* **Assignment**: Character for character, give back every line below.

┌─ Input

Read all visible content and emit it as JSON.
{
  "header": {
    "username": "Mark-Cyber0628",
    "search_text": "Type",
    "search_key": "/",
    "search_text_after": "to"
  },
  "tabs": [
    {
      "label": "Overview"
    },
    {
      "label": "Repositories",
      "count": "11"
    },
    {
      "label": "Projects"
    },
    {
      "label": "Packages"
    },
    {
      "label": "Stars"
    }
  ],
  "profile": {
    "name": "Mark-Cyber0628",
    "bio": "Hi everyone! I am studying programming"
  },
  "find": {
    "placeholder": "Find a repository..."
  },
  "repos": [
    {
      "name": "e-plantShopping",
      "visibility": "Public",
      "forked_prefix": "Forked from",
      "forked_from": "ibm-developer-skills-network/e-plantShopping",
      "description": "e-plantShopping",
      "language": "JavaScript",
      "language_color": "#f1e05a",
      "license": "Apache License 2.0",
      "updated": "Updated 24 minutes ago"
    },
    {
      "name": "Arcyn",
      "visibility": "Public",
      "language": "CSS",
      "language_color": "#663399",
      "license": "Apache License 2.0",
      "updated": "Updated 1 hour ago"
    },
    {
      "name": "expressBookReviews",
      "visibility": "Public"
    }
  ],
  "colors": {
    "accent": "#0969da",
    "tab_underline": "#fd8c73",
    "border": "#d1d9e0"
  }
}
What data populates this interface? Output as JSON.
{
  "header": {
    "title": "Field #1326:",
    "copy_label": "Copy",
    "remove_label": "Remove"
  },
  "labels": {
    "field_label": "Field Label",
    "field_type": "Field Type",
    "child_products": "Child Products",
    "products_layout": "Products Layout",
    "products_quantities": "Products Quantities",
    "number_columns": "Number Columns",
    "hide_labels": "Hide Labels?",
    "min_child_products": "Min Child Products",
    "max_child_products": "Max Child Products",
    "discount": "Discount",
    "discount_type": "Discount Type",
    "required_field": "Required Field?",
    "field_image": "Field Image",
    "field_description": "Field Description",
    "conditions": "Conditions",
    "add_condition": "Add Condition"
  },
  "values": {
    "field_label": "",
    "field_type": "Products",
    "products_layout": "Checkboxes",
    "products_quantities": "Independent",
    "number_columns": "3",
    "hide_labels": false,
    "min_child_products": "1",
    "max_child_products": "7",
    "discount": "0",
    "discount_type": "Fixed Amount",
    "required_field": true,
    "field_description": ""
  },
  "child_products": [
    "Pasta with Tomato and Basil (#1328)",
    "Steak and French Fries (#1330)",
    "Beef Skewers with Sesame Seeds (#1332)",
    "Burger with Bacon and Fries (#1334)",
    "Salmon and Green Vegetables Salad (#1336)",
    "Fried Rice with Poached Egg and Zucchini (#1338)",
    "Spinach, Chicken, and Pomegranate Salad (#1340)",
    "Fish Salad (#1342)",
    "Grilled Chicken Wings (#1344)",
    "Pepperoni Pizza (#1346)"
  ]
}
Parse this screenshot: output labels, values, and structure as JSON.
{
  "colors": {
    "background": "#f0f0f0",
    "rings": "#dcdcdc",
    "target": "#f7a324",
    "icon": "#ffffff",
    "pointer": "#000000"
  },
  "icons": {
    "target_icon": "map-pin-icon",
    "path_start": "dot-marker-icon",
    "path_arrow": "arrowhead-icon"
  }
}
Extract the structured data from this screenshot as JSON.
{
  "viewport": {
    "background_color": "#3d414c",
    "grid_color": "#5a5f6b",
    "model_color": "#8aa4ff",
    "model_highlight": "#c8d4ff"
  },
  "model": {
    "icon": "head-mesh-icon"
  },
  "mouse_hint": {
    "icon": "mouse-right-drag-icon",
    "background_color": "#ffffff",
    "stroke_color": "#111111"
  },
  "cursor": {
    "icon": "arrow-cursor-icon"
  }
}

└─

* **Written response**:
Read all visible content and emit it as JSON.
{
  "header": {
    "username": "Mark-Cyber0628",
    "search_text": "Type",
    "search_key": "/",
    "search_text_after": "to"
  },
  "tabs": [
    {
      "label": "Overview"
    },
    {
      "label": "Repositories",
      "count": "11"
    },
    {
      "label": "Projects"
    },
    {
      "label": "Packages"
    },
    {
      "label": "Stars"
    }
  ],
  "profile": {
    "name": "Mark-Cyber0628",
    "bio": "Hi everyone! I am studying programming"
  },
  "find": {
    "placeholder": "Find a repository..."
  },
  "repos": [
    {
      "name": "e-plantShopping",
      "visibility": "Public",
      "forked_prefix": "Forked from",
      "forked_from": "ibm-developer-skills-network/e-plantShopping",
      "description": "e-plantShopping",
      "language": "JavaScript",
      "language_color": "#f1e05a",
      "license": "Apache License 2.0",
      "updated": "Updated 24 minutes ago"
    },
    {
      "name": "Arcyn",
      "visibility": "Public",
      "language": "CSS",
      "language_color": "#663399",
      "license": "Apache License 2.0",
      "updated": "Updated 1 hour ago"
    },
    {
      "name": "expressBookReviews",
      "visibility": "Public"
    }
  ],
  "colors": {
    "accent": "#0969da",
    "tab_underline": "#fd8c73",
    "border": "#d1d9e0"
  }
}
What data populates this interface? Output as JSON.
{
  "header": {
    "title": "Field #1326:",
    "copy_label": "Copy",
    "remove_label": "Remove"
  },
  "labels": {
    "field_label": "Field Label",
    "field_type": "Field Type",
    "child_products": "Child Products",
    "products_layout": "Products Layout",
    "products_quantities": "Products Quantities",
    "number_columns": "Number Columns",
    "hide_labels": "Hide Labels?",
    "min_child_products": "Min Child Products",
    "max_child_products": "Max Child Products",
    "discount": "Discount",
    "discount_type": "Discount Type",
    "required_field": "Required Field?",
    "field_image": "Field Image",
    "field_description": "Field Description",
    "conditions": "Conditions",
    "add_condition": "Add Condition"
  },
  "values": {
    "field_label": "",
    "field_type": "Products",
    "products_layout": "Checkboxes",
    "products_quantities": "Independent",
    "number_columns": "3",
    "hide_labels": false,
    "min_child_products": "1",
    "max_child_products": "7",
    "discount": "0",
    "discount_type": "Fixed Amount",
    "required_field": true,
    "field_description": ""
  },
  "child_products": [
    "Pasta with Tomato and Basil (#1328)",
    "Steak and French Fries (#1330)",
    "Beef Skewers with Sesame Seeds (#1332)",
    "Burger with Bacon and Fries (#1334)",
    "Salmon and Green Vegetables Salad (#1336)",
    "Fried Rice with Poached Egg and Zucchini (#1338)",
    "Spinach, Chicken, and Pomegranate Salad (#1340)",
    "Fish Salad (#1342)",
    "Grilled Chicken Wings (#1344)",
    "Pepperoni Pizza (#1346)"
  ]
}
Parse this screenshot: output labels, values, and structure as JSON.
{
  "colors": {
    "background": "#f0f0f0",
    "rings": "#dcdcdc",
    "target": "#f7a324",
    "icon": "#ffffff",
    "pointer": "#000000"
  },
  "icons": {
    "target_icon": "map-pin-icon",
    "path_start": "dot-marker-icon",
    "path_arrow": "arrowhead-icon"
  }
}
Extract the structured data from this screenshot as JSON.
{
  "viewport": {
    "background_color": "#3d414c",
    "grid_color": "#5a5f6b",
    "model_color": "#8aa4ff",
    "model_highlight": "#c8d4ff"
  },
  "model": {
    "icon": "head-mesh-icon"
  },
  "mouse_hint": {
    "icon": "mouse-right-drag-icon",
    "background_color": "#ffffff",
    "stroke_color": "#111111"
  },
  "cursor": {
    "icon": "arrow-cursor-icon"
  }
}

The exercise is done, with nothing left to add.